The Handbook of South Carolina Boating Laws and Responsibilities
The Official Boating Handbook of the South Carolina Department of Natural Resources - Web Version
Table of Contents
All vessels must have at least one Type I, II, III, or V personal flotation device (life jacket) that is U.S. Coast Guard–approved, wearable, and of the proper size for each person on board or being towed. Sizing for PFDs is based on body weight and chest size.
South Carolina law requires all children under 12 years of age to wear a U.S. Coast Guard–approved Type I, II, III, or V PFD while on board a Class A (less than 16 feet long) vessel. The life jacket must be fastened and of the proper size for the child.
One U.S. Coast Guard–approved Type IV PFD must be on board vessels 16 feet or longer and readily accessible in addition to the above requirements.
One Type V personal flotation device may be substituted for any other type if it is specifically approved by the U.S. Coast Guard for the activity at hand. Type V PFDs may not be substituted on children weighing less than 90 pounds.
Each person riding on a PWC must wear a U.S. Coast Guard–approved Type I, II, III, or V personal flotation device.
Each person being towed behind a vessel must wear a U.S. Coast Guard–approved Type I, II, III, or V PFD.
All PFDs must be in good and serviceable condition and must be readily accessible.
In certain situations, paddleboards must carry a U.S. Coast Guard–approved PFD for each person on board.
Type I: Wearable Offshore Life Jackets
These vests are geared for rough or remote waters where rescue may take awhile. They provide the most buoyancy, are excellent for flotation, and will turn most unconscious persons face up in the water.
Type II: Wearable Near-Shore Vests
These vests are good for calm waters when quick rescue is likely.
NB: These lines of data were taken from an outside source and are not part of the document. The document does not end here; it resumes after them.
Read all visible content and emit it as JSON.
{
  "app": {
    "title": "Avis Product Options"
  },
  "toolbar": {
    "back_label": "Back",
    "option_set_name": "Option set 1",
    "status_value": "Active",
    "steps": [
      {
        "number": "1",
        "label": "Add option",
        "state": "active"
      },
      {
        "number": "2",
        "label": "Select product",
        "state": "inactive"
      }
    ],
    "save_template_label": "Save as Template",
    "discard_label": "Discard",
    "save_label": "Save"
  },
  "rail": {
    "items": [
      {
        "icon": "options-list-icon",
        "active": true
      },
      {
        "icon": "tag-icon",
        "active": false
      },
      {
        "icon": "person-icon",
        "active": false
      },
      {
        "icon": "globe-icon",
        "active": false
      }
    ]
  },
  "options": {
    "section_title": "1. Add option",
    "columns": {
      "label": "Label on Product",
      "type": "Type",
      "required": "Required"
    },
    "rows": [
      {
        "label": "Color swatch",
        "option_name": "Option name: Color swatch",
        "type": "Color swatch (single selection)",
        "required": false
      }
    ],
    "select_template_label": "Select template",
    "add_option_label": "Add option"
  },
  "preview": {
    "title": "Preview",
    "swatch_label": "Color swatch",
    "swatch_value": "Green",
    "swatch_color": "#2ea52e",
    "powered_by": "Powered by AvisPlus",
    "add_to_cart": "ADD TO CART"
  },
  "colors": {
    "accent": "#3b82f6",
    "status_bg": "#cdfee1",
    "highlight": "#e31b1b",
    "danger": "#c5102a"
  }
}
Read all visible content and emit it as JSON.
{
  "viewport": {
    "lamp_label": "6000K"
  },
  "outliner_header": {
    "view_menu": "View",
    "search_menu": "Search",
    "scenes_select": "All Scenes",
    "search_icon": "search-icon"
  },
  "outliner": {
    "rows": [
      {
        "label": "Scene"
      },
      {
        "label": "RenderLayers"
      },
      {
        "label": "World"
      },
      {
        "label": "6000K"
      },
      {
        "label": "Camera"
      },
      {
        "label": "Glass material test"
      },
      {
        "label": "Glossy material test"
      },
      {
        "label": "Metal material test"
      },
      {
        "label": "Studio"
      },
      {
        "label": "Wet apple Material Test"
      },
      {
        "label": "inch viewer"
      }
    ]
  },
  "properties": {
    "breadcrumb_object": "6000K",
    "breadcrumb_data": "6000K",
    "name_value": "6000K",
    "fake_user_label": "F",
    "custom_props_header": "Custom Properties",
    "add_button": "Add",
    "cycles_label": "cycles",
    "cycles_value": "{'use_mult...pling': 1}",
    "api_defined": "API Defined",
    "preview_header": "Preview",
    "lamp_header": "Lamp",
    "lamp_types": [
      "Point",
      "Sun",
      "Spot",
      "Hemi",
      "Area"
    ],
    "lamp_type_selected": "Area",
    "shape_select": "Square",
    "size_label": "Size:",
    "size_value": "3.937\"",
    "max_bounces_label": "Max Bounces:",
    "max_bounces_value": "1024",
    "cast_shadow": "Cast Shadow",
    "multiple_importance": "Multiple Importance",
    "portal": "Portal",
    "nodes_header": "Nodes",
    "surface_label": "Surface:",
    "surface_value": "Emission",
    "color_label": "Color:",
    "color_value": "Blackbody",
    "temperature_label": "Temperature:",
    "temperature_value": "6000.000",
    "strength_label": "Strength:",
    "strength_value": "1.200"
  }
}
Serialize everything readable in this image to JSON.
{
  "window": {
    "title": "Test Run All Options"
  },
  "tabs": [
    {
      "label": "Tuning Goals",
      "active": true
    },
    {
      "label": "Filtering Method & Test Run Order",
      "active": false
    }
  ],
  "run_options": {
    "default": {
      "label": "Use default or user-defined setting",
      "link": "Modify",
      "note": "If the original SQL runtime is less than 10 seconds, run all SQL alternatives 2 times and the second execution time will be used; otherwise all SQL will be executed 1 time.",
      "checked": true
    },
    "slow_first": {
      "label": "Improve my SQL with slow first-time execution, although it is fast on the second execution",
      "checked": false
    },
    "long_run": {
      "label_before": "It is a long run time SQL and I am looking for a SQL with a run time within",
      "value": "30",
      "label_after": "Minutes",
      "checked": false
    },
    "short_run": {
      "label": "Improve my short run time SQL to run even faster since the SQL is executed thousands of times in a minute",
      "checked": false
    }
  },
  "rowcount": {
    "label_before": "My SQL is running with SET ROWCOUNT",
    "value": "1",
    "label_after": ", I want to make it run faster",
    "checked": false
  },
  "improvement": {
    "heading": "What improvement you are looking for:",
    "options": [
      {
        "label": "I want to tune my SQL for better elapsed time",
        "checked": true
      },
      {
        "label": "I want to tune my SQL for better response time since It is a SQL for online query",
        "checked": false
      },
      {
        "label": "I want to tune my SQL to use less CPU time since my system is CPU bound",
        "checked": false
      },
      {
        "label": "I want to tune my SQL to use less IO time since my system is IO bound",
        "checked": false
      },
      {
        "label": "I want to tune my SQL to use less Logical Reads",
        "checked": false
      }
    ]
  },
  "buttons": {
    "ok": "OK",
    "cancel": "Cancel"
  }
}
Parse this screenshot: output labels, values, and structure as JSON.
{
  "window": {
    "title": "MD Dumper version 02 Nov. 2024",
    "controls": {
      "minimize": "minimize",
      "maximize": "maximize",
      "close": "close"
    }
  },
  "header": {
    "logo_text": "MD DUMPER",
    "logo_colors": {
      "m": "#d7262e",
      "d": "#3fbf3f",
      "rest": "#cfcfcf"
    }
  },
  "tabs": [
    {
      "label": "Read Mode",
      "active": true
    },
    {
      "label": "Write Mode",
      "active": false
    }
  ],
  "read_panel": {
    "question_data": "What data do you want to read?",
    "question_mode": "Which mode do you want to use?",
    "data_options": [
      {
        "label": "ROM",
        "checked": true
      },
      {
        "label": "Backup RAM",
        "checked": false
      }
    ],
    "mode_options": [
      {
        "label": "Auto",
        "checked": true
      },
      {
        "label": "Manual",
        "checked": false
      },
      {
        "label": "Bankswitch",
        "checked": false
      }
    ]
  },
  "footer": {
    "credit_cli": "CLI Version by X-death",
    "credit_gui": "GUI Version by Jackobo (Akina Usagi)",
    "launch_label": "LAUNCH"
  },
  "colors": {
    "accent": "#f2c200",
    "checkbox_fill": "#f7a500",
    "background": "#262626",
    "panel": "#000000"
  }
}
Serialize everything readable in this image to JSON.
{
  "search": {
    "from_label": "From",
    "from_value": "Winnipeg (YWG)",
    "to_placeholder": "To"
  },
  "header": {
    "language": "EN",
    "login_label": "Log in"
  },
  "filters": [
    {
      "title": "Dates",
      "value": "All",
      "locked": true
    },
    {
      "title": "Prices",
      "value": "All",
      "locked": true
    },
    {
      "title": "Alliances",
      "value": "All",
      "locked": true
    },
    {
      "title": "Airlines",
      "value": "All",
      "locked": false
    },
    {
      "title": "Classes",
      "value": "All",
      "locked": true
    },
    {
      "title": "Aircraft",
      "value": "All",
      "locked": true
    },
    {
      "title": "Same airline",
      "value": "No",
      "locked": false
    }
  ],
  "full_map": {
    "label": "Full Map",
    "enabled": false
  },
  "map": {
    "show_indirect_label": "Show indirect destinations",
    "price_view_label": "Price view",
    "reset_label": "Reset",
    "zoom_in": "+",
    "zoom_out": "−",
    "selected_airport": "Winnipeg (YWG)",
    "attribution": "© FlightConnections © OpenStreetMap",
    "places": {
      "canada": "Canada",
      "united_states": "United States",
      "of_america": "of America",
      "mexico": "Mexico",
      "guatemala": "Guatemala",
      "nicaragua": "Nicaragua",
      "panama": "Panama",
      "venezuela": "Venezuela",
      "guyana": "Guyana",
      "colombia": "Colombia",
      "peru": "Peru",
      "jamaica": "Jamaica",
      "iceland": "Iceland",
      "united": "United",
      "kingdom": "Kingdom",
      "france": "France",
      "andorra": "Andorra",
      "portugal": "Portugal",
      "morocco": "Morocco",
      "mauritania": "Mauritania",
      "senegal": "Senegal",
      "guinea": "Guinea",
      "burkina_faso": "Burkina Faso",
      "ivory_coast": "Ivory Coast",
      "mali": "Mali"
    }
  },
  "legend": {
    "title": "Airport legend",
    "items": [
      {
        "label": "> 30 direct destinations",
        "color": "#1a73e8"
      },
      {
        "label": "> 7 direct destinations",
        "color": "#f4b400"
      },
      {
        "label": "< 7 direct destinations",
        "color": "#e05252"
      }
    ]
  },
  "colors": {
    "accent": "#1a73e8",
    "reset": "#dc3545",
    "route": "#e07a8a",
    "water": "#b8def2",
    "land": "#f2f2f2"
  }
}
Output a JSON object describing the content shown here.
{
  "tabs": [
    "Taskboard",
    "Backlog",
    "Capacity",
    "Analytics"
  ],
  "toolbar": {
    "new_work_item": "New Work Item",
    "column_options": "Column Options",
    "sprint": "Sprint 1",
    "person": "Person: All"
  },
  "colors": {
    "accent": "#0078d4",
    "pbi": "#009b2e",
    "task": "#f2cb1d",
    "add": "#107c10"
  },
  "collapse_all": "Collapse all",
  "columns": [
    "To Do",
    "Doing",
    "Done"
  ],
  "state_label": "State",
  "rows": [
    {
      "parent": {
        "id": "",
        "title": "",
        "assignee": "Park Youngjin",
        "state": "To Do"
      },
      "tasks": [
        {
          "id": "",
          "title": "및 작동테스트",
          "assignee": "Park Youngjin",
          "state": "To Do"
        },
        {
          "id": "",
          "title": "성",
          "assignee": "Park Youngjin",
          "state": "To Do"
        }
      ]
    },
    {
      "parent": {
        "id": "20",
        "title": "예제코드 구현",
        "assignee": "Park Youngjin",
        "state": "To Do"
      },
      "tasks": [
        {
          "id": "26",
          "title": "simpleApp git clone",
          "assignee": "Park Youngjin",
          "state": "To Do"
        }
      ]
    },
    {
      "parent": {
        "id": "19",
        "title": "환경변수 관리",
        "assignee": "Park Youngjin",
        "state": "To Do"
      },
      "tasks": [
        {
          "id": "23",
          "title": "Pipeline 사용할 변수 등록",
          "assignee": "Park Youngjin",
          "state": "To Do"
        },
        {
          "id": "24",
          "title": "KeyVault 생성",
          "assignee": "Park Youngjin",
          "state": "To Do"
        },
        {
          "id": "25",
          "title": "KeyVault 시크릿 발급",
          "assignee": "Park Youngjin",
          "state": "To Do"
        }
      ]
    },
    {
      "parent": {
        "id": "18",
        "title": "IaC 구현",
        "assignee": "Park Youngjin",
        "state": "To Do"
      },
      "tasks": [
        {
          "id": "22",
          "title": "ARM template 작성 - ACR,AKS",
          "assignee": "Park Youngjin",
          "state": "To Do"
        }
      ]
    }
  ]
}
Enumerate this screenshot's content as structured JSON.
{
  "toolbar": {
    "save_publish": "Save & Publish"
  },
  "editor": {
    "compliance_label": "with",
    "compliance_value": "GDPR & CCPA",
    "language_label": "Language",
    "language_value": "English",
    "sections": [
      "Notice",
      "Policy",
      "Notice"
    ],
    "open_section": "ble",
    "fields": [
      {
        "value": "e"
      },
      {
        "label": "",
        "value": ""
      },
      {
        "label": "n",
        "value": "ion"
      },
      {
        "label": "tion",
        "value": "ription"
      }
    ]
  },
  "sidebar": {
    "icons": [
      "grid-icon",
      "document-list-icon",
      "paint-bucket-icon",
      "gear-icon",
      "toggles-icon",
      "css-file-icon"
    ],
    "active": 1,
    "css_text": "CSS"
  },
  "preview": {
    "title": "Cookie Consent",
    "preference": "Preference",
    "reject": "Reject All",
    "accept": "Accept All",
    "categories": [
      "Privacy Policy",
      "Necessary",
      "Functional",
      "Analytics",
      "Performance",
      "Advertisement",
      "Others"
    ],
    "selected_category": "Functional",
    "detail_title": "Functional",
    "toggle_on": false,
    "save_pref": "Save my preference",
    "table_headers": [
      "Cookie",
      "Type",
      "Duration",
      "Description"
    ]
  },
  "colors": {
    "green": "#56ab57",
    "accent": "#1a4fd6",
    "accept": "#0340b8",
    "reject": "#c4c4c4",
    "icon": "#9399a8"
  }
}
A Type II may not turn some unconscious wearers face up in the water.
Type III: Wearable Flotation Aids
These vests or full-sleeved jackets are good for calm waters when quick rescue is likely. They are not recommended for rough waters since they will not turn most unconscious persons face up.
Type IV: Throwable Devices
These cushions and ring buoys are designed to be thrown to someone in trouble. Because a Type IV is not designed to be worn, it is neither for rough waters nor for persons who are unable to hold onto it.
TYPE V: Special-Use Devices
These vests, deck suits, hybrid PFDs, and others are designed for specific activities, such as windsurfing, kayaking, or water-skiing. To be acceptable, Type V PFDs must be used in accordance with their label.